Relationships between gay men and their mothers are legendary, but the dad relationship can sometimes be more complex. But on this Father’s Day, I think we all know how important a dad can be.
Everyone thinks their dad was the best, except for those who think he was the worst, and both are probably right. “Dad” is the worst job in the world, that’s for sure: It comes with no instruction manual and less of a “paternal instinct” that moms get. As fathering goes, there’s no right way, or at least no way to know it’s the right way. My dad is of a generation that wasn’t much for changing diapers (he famously changed mine only once, when I peed in his face). He himself was the youngest of seven kids; his parents were well into their 40s when he and his twin brother were born, and he was orphaned by the time he was 15. My dad turned a lot to his H.S. coach as a father figure (he almost adopted my dad and Uncle Ron) so he understood the value of a father figure.
Dad was only 24 when I was born — not much more than a kid, really. He was a jock in school and a soldier when I came along. He certainly didn’t have any reason to know what to do with two kids; it’s not like he could Google “good parenting — fathers” and watch YouTube videos. Dad then became a high school coach and phys ed teacher himself, and at my house, we always referred to the young men he coached as “his boys.” It made me feel a bit on the outside, because they were all older and more athletic and I had a back brace for much of my childhood that limited my mobility and made me not the star running back my dad probably would have wanted, or at least known what to do with.
But that didn’t stop him from supporting me. He taught me archery, which didn’t require speed. Every night, for as many years as I can remember, my dad came into my bedroom while I was in bed, stood across the room and threw a football to me — back and forth we went, with the rule that we had to have X consecutive catches without a drop before I had to go to bed. Eventually, it got to be 100 in a row. I remember a few times he fumbled around 98, and to this day I don’t know if he did it on purpose just so we could spend more time together. His name for me was always “Buddha.” I’m not sure when he stopped calling me that; I sorely miss it.
Sometimes, he would just hand me a toy gun and take one himself and we would have shoot-outs in the living room (when I was older, we had light saber battles); but I still recall the time my sister told him (correctly) that I had shot my pellet gun (small, rubber pellets in a plastic gun — nothing major) at her and my dad took my gun to the back porch and stomped it into shards while I watched on in tears. Playing with toy guns was OK, but he was teaching another lesson — about responsibility.
He also taught me about the birds and the bees, and walloped me a few times I remember, but also played the guitar a lot and taught us to sing and drove all night 450 miles in a station wagon so we could go on family vacations. My strongest memory is probably the summer I learned how to dive head-first off the high board. I did it, finally, on the last day our club’s pool was open, but dad was away at a track meet.

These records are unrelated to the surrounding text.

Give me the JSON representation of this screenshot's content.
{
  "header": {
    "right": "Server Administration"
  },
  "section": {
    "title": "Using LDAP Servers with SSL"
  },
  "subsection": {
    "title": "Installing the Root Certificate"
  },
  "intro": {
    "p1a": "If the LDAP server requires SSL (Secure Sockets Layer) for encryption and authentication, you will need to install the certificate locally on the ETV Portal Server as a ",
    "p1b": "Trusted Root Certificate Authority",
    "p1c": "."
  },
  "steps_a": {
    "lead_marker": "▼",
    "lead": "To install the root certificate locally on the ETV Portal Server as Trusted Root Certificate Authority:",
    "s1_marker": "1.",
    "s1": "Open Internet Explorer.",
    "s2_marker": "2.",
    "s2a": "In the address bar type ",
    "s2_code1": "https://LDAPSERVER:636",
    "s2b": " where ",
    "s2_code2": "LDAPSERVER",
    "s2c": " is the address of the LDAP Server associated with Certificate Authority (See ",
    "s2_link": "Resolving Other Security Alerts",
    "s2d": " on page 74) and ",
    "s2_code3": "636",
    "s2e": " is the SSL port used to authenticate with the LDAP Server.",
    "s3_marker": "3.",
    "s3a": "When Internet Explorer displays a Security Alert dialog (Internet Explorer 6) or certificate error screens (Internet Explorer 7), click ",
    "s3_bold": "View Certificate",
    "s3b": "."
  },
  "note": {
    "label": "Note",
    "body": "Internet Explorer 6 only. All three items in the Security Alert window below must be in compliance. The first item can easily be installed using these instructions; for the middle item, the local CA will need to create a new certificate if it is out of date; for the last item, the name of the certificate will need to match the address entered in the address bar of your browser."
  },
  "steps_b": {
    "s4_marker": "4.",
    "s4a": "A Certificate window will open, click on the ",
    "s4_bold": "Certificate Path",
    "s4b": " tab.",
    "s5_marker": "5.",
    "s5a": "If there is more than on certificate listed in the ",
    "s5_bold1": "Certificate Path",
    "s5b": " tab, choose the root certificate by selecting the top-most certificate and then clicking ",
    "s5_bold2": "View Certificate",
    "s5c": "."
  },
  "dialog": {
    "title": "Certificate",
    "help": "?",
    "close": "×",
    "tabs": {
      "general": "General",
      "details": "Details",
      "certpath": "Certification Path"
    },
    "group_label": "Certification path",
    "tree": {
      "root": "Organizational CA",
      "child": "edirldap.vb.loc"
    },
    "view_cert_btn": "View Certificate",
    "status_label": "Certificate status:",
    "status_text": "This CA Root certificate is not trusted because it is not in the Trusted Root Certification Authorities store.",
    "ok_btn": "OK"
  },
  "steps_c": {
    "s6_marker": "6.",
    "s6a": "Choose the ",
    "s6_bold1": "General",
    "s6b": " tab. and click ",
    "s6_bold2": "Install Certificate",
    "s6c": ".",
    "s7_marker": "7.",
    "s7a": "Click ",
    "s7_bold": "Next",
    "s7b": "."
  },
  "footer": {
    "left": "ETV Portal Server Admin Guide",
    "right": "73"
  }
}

No cell phones, mind you — so I waited by the door in my Speedo with a towel around me so I could show him when he got home. The pool closed at 10; dad pulled into the drive about 9:44, and we drove like crazy to the pool so he could see me dive. I did it — three times — while he looked on. I don’t think I dove off the high board ever again in my life.
When he took me to movies, which I loved doing with him (together, just the two of us, we saw Star Wars, Alien and Star Trek The Motion Picture), he liked to buy as many snacks as we could carry. In intermediate and high school, I did theater, including once a drag role, and he would beam — he was happy for me and very encouraging.
But he made a lot of mistakes, no doubt. He wasn’t a perfect dad any more than I was the perfect son. When I was a kid I’d overhear him say some homophobic things which frightened me about coming out to him, but actually he’s been totally supportive of me and always been nice to my boyfriends (or at least treated them with dignity). I got my name and my sense of humor from him. I like to think I got his looks, too, though he was far handsomer than I’ve ever been. And he always treated my mother right. I think that’s the best thing a father can teach his children: To respect their mother and to love the person who means the most to you.
He rarely raised his voice. He is a hugger and a kisser and has never hesitated to say, “I love you.” He is the only dad I’ve every known, and therefore the best dad.I wouldn’t be who I am without him. But then, he wouldn’t be who he is without me. It’s a two-way street, the dad job. I doesn’t come with a gold watch. In fact, it comes with bills and worry and heartache. But also memories and the legacy of showing the world a piece of yourself. He’s always been proud of me, so how could I ever not be proud of him?
I love you, Dad. Your son, Buddha.